[RECORDS FOR THE TASK]:
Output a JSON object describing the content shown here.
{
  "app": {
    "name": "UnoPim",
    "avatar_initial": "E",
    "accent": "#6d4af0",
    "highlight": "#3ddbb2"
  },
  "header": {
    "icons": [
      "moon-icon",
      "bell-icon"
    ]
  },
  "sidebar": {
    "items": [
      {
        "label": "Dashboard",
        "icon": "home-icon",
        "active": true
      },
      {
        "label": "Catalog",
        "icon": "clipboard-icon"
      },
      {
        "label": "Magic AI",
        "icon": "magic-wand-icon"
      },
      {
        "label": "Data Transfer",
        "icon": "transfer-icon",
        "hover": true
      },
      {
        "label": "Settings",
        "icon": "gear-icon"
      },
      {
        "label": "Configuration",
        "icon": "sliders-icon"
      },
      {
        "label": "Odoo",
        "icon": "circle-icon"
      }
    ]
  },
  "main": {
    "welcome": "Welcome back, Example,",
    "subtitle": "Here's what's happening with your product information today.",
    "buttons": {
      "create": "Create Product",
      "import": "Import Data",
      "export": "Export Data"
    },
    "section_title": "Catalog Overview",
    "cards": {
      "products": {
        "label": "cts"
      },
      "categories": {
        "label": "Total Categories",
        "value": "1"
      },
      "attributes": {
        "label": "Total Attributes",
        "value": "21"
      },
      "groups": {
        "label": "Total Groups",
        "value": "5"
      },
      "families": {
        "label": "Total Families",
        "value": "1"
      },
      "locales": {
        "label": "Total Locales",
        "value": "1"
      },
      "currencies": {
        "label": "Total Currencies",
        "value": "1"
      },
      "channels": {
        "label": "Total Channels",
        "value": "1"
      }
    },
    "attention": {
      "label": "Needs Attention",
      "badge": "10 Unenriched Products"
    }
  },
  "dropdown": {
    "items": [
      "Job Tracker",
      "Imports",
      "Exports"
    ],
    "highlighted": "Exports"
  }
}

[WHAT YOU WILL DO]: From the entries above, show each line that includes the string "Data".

[RESULT FOR THIS TASK]:
        "label": "Data Transfer",
      "import": "Import Data",
      "export": "Export Data"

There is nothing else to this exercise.